Wislawa Szymborska Nobel Prize for Literature
Born in 1923, Szymborska is a Polish poet.

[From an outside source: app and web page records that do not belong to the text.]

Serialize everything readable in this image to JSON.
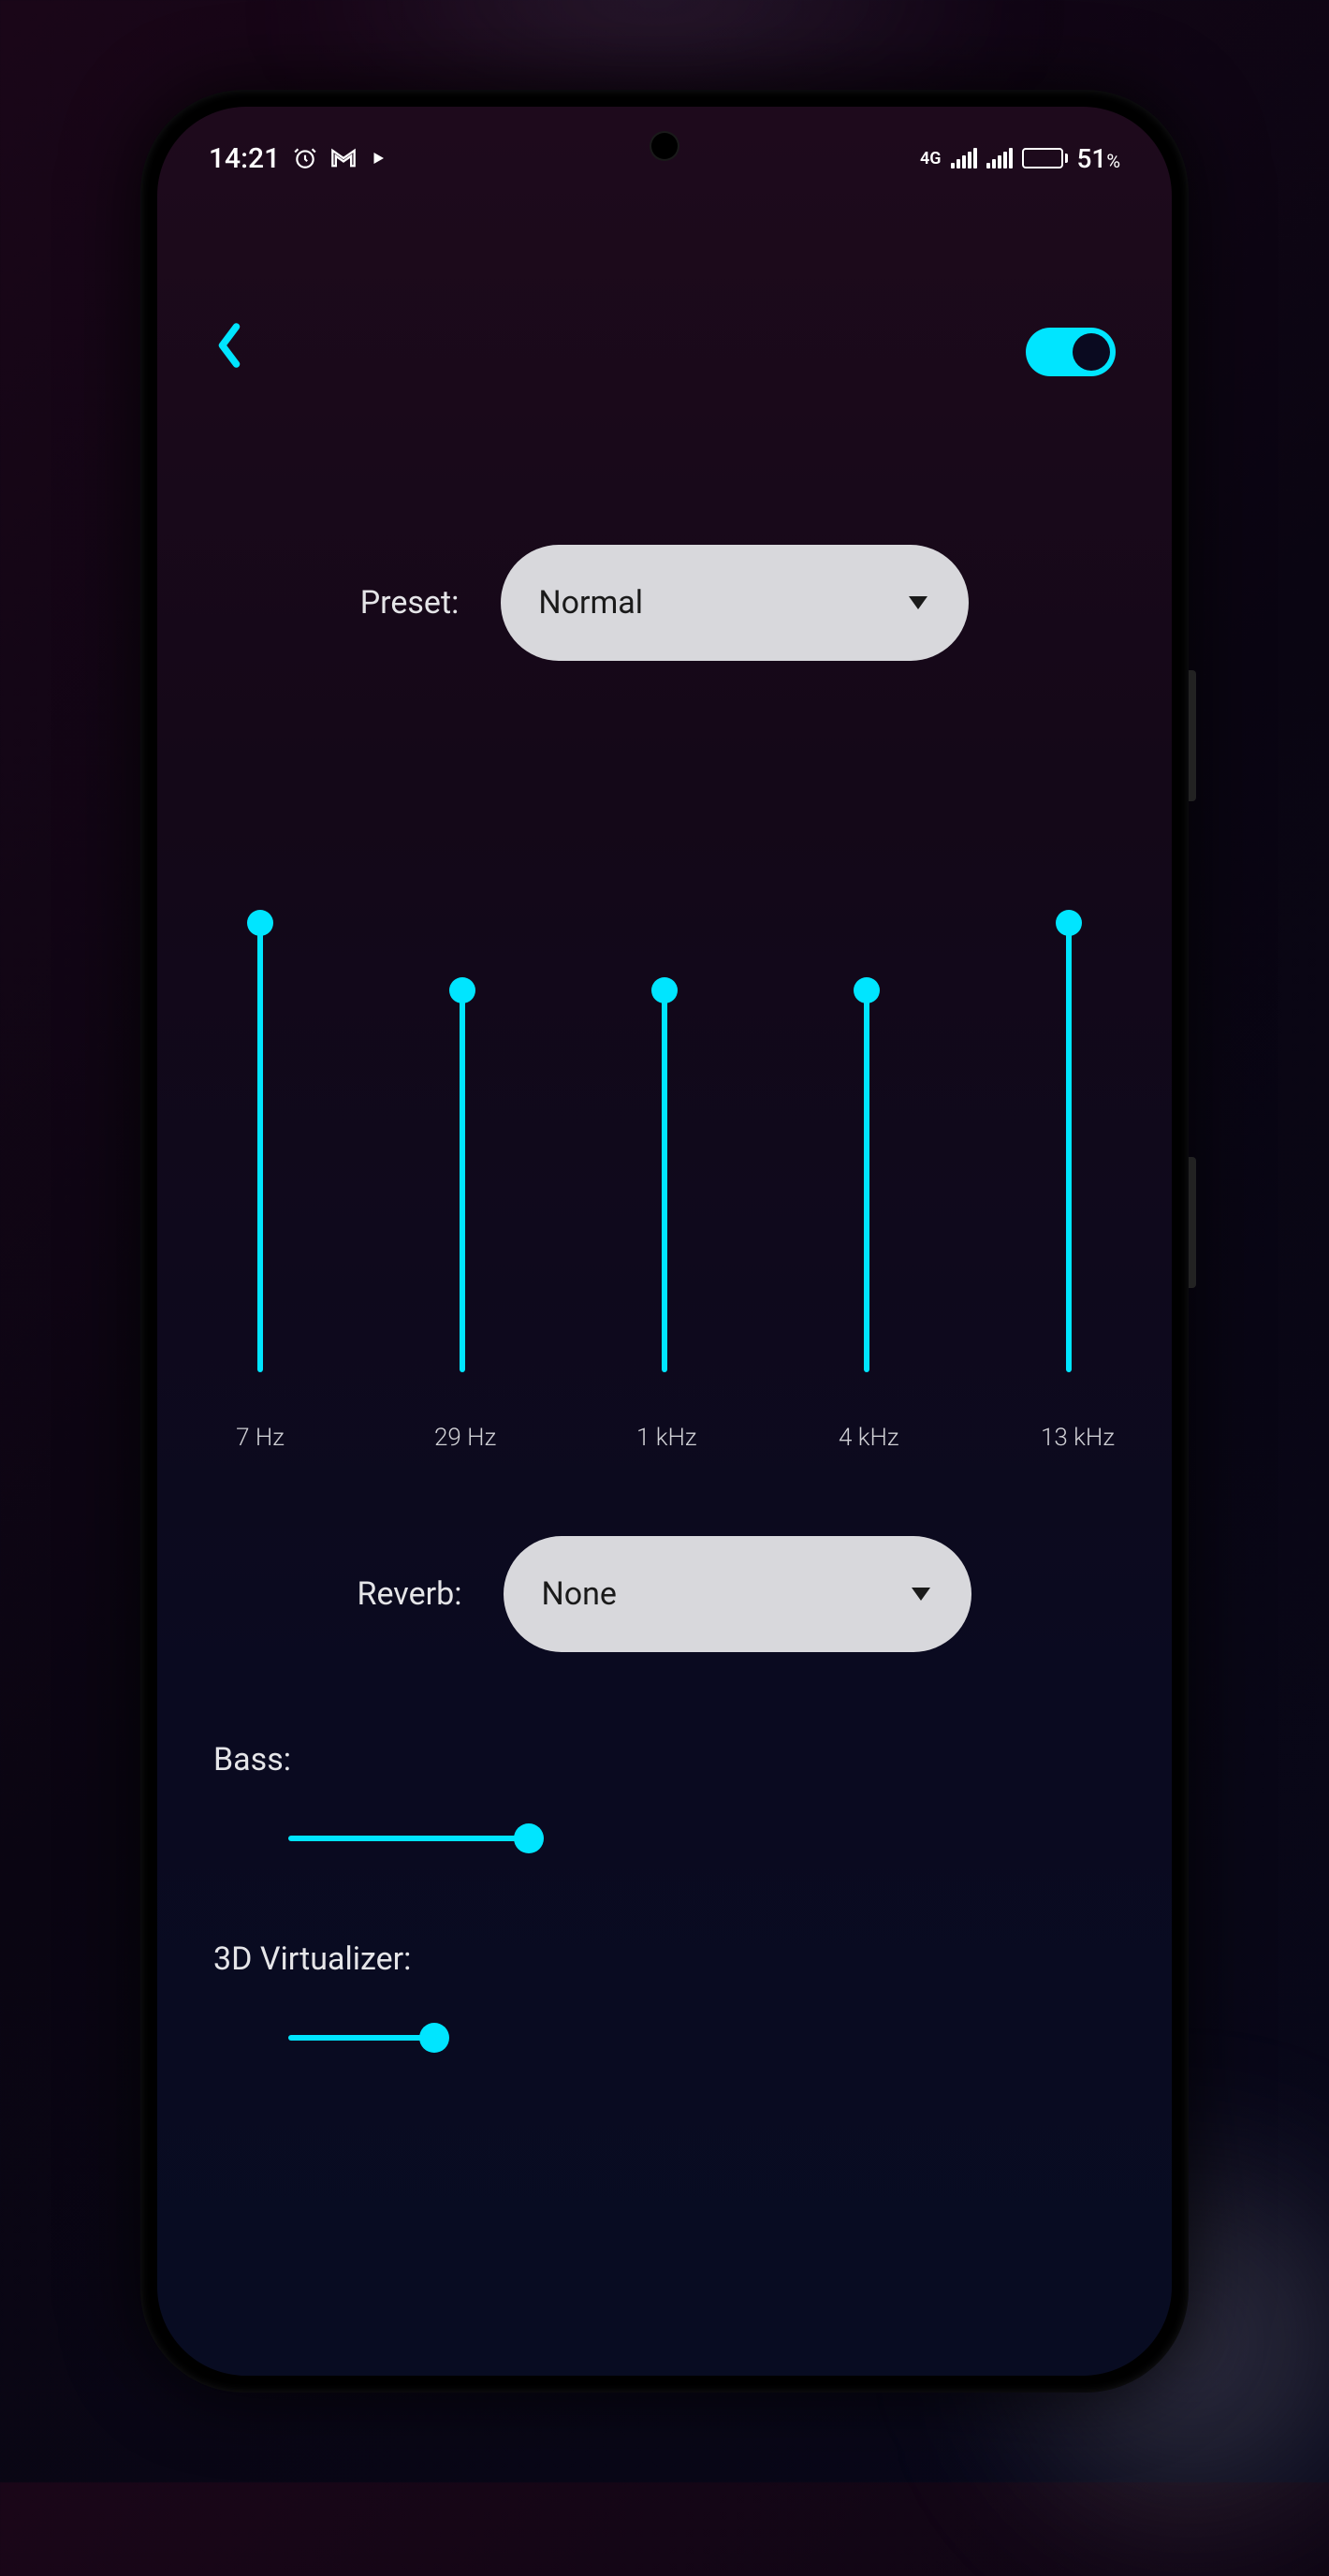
{
  "statusBar": {
    "time": "14:21",
    "network": "4G",
    "batteryPct": "51",
    "batteryPctSymbol": "%"
  },
  "header": {
    "toggleOn": true
  },
  "preset": {
    "label": "Preset:",
    "value": "Normal"
  },
  "equalizer": {
    "bands": [
      {
        "label": "7 Hz",
        "value": 100
      },
      {
        "label": "29 Hz",
        "value": 85
      },
      {
        "label": "1 kHz",
        "value": 85
      },
      {
        "label": "4 kHz",
        "value": 85
      },
      {
        "label": "13 kHz",
        "value": 100
      }
    ]
  },
  "reverb": {
    "label": "Reverb:",
    "value": "None"
  },
  "bass": {
    "label": "Bass:",
    "value": 33
  },
  "virtualizer": {
    "label": "3D Virtualizer:",
    "value": 20
  },
  "colors": {
    "accent": "#00e5ff"
  }
}
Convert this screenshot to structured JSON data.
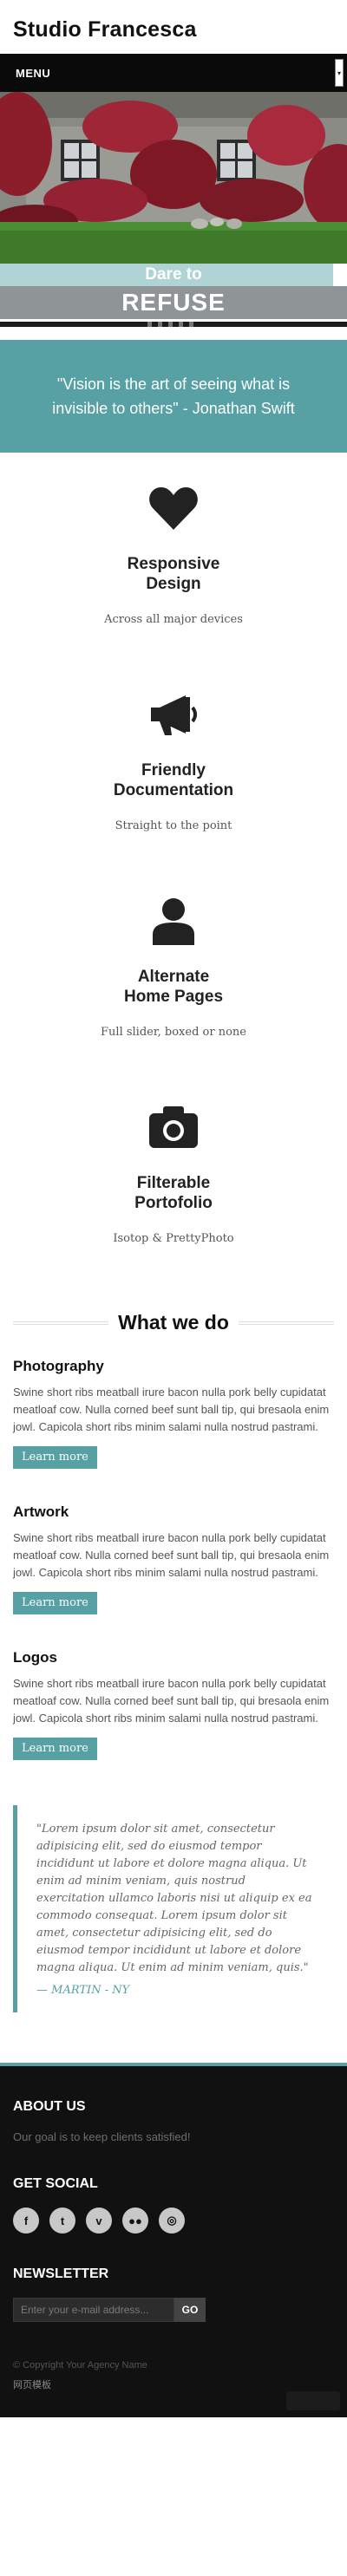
{
  "header": {
    "brand": "Studio Francesca"
  },
  "menu": {
    "label": "MENU",
    "toggle_icon": "chevron-down-icon"
  },
  "hero": {
    "tagline_small": "Dare to",
    "tagline_big": "REFUSE"
  },
  "quote": {
    "text": "\"Vision is the art of seeing what is invisible to others\" - Jonathan Swift"
  },
  "features": [
    {
      "icon": "heart-icon",
      "title_line1": "Responsive",
      "title_line2": "Design",
      "subtitle": "Across all major devices"
    },
    {
      "icon": "megaphone-icon",
      "title_line1": "Friendly",
      "title_line2": "Documentation",
      "subtitle": "Straight to the point"
    },
    {
      "icon": "user-icon",
      "title_line1": "Alternate",
      "title_line2": "Home Pages",
      "subtitle": "Full slider, boxed or none"
    },
    {
      "icon": "camera-icon",
      "title_line1": "Filterable",
      "title_line2": "Portofolio",
      "subtitle": "Isotop & PrettyPhoto"
    }
  ],
  "whatwedo": {
    "title": "What we do"
  },
  "services": [
    {
      "title": "Photography",
      "text": "Swine short ribs meatball irure bacon nulla pork belly cupidatat meatloaf cow. Nulla corned beef sunt ball tip, qui bresaola enim jowl. Capicola short ribs minim salami nulla nostrud pastrami.",
      "button": "Learn more"
    },
    {
      "title": "Artwork",
      "text": "Swine short ribs meatball irure bacon nulla pork belly cupidatat meatloaf cow. Nulla corned beef sunt ball tip, qui bresaola enim jowl. Capicola short ribs minim salami nulla nostrud pastrami.",
      "button": "Learn more"
    },
    {
      "title": "Logos",
      "text": "Swine short ribs meatball irure bacon nulla pork belly cupidatat meatloaf cow. Nulla corned beef sunt ball tip, qui bresaola enim jowl. Capicola short ribs minim salami nulla nostrud pastrami.",
      "button": "Learn more"
    }
  ],
  "testimonial": {
    "text": "\"Lorem ipsum dolor sit amet, consectetur adipisicing elit, sed do eiusmod tempor incididunt ut labore et dolore magna aliqua. Ut enim ad minim veniam, quis nostrud exercitation ullamco laboris nisi ut aliquip ex ea commodo consequat. Lorem ipsum dolor sit amet, consectetur adipisicing elit, sed do eiusmod tempor incididunt ut labore et dolore magna aliqua. Ut enim ad minim veniam, quis.\"",
    "author": "— MARTIN - NY"
  },
  "footer": {
    "about_title": "ABOUT US",
    "about_text": "Our goal is to keep clients satisfied!",
    "social_title": "GET SOCIAL",
    "newsletter_title": "NEWSLETTER",
    "newsletter_placeholder": "Enter your e-mail address...",
    "newsletter_button": "GO",
    "copyright": "© Copyright Your Agency Name",
    "note": "网页模板"
  },
  "colors": {
    "accent": "#57a0a3",
    "dark": "#111111"
  }
}
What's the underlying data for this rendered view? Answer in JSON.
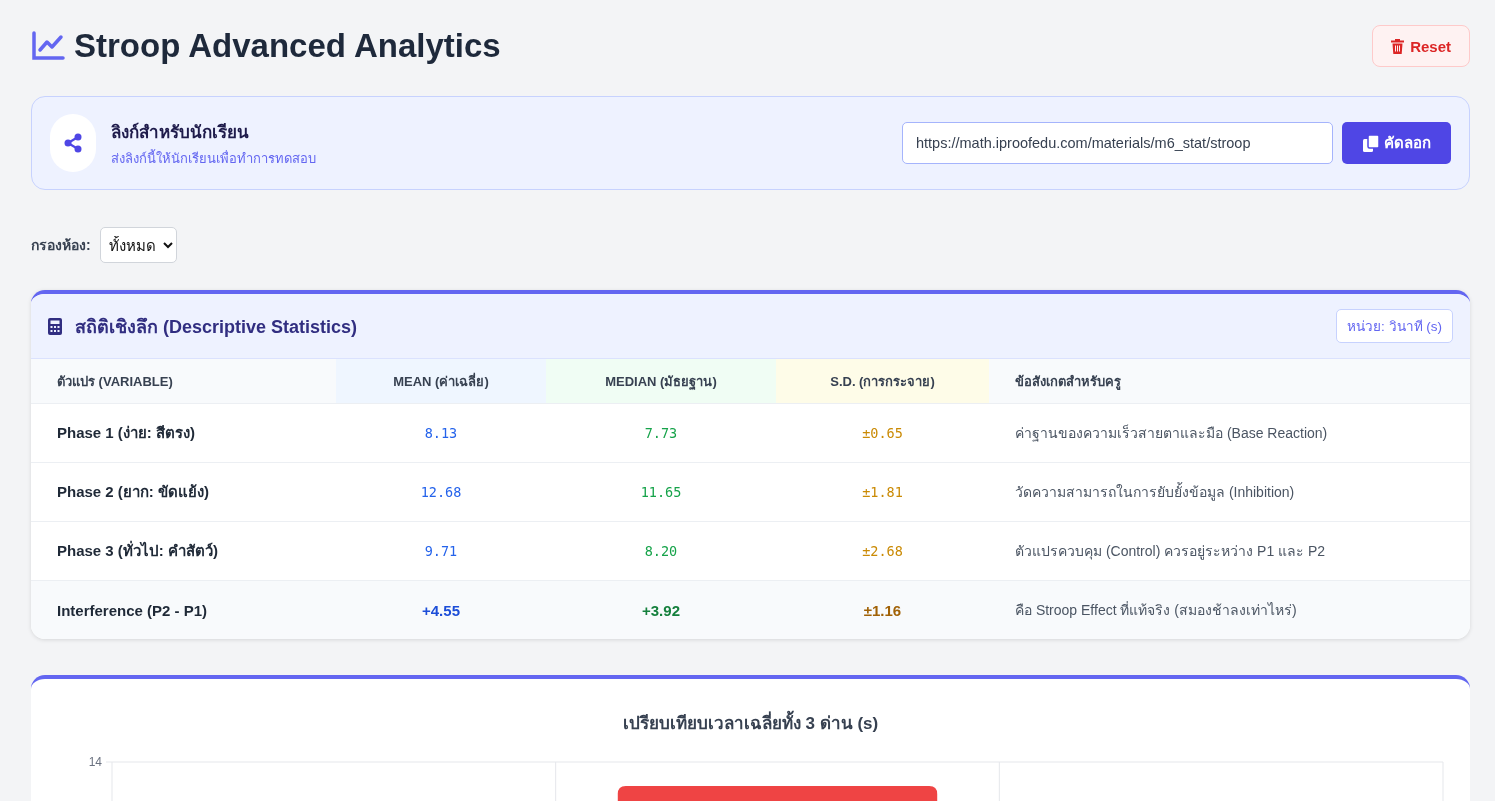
{
  "header": {
    "title": "Stroop Advanced Analytics",
    "reset_button": "Reset"
  },
  "share": {
    "title": "ลิงก์สำหรับนักเรียน",
    "subtitle": "ส่งลิงก์นี้ให้นักเรียนเพื่อทำการทดสอบ",
    "link_value": "https://math.iproofedu.com/materials/m6_stat/stroop",
    "copy_button": "คัดลอก"
  },
  "filter": {
    "label": "กรองห้อง:",
    "value": "ทั้งหมด"
  },
  "stats": {
    "title": "สถิติเชิงลึก (Descriptive Statistics)",
    "unit_badge": "หน่วย: วินาที (s)",
    "columns": [
      "ตัวแปร (VARIABLE)",
      "MEAN (ค่าเฉลี่ย)",
      "MEDIAN (มัธยฐาน)",
      "S.D. (การกระจาย)",
      "ข้อสังเกตสำหรับครู"
    ],
    "rows": [
      {
        "kind": "phase",
        "variable": "Phase 1 (ง่าย: สีตรง)",
        "mean": "8.13",
        "median": "7.73",
        "sd": "±0.65",
        "note": "ค่าฐานของความเร็วสายตาและมือ (Base Reaction)"
      },
      {
        "kind": "phase",
        "variable": "Phase 2 (ยาก: ขัดแย้ง)",
        "mean": "12.68",
        "median": "11.65",
        "sd": "±1.81",
        "note": "วัดความสามารถในการยับยั้งข้อมูล (Inhibition)"
      },
      {
        "kind": "phase",
        "variable": "Phase 3 (ทั่วไป: คำสัตว์)",
        "mean": "9.71",
        "median": "8.20",
        "sd": "±2.68",
        "note": "ตัวแปรควบคุม (Control) ควรอยู่ระหว่าง P1 และ P2"
      },
      {
        "kind": "summary",
        "variable": "Interference (P2 - P1)",
        "mean": "+4.55",
        "median": "+3.92",
        "sd": "±1.16",
        "note": "คือ Stroop Effect ที่แท้จริง (สมองช้าลงเท่าไหร่)"
      }
    ]
  },
  "chart": {
    "title": "เปรียบเทียบเวลาเฉลี่ยทั้ง 3 ด่าน (s)",
    "y_axis_labels": [
      "14"
    ]
  }
}
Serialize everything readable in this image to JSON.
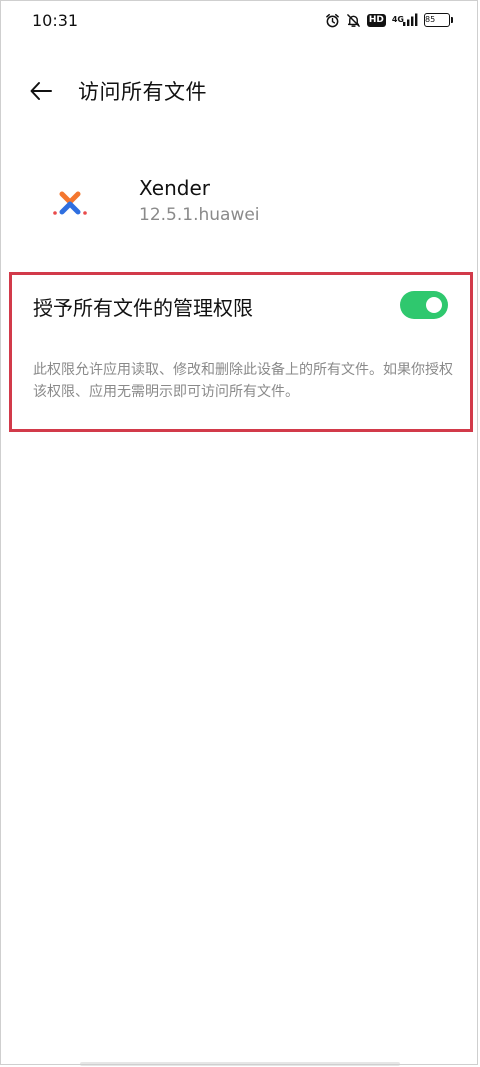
{
  "status_bar": {
    "time": "10:31",
    "network": "4G",
    "hd": "HD",
    "battery": "85"
  },
  "header": {
    "title": "访问所有文件"
  },
  "app": {
    "name": "Xender",
    "version": "12.5.1.huawei"
  },
  "permission": {
    "label": "授予所有文件的管理权限",
    "enabled": true,
    "description": "此权限允许应用读取、修改和删除此设备上的所有文件。如果你授权该权限、应用无需明示即可访问所有文件。"
  },
  "colors": {
    "toggle_on": "#2fc86e",
    "highlight": "#d23a4a",
    "secondary_text": "#8a8a8a"
  }
}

Winner of the 1996 Nobel Prize for Literature, Szymborska, a private—some would say reclusive—widow, has been described as "the Mozart of poetry … [with] something of the fury of Beethoven." Although she is perhaps Poland's most popular female writer and valued as a national treasure there, she is little known by English-speaking readers, and only three books of her poetry have been translated: Sounds, Feelings, Thoughts (1981); People on a Bridge (1986); and View with a Grain of Sand (1995). "Polish poetry in the 20th century has reached a strong international position on the European continent," observed renowned Polish poet Czeslaw Milosz. "Szymborska represents it well." Szymborska emphasizes and examines the chance happenings of daily life and of personal relations in her poetry, which spans five decades. "She is a master at recognizing the importance of the insignificant …," explained James Beschta, "it is the innovative, playful use of language that dominates her style." While Szymborska treats a wide variety of subjects in as many different styles, her method remains constant: her lyrics usually build from some small detail, then expand into revelations about the larger universe. Szymborska published her first poem in 1945, but she later renounced her first two volumes of poetry as attempts to conform to tenets of social realism. The Swedish Academy acknowledged that it awarded the Nobel Prize to her on the basis of her poems written since 1957, when she published her third collection, Calling out to the Yeti, which the Academy cited as a reaction against Stalin. "Of course, life crosses politics, but my poems are strictly not political," Szymborska said in a rare interview. "They are more about people and life." Beata Chmiel concluded that the Nobel was given "to an unknown poet of Poland, but this poet can be very close to people all over the world: men, women, black and white."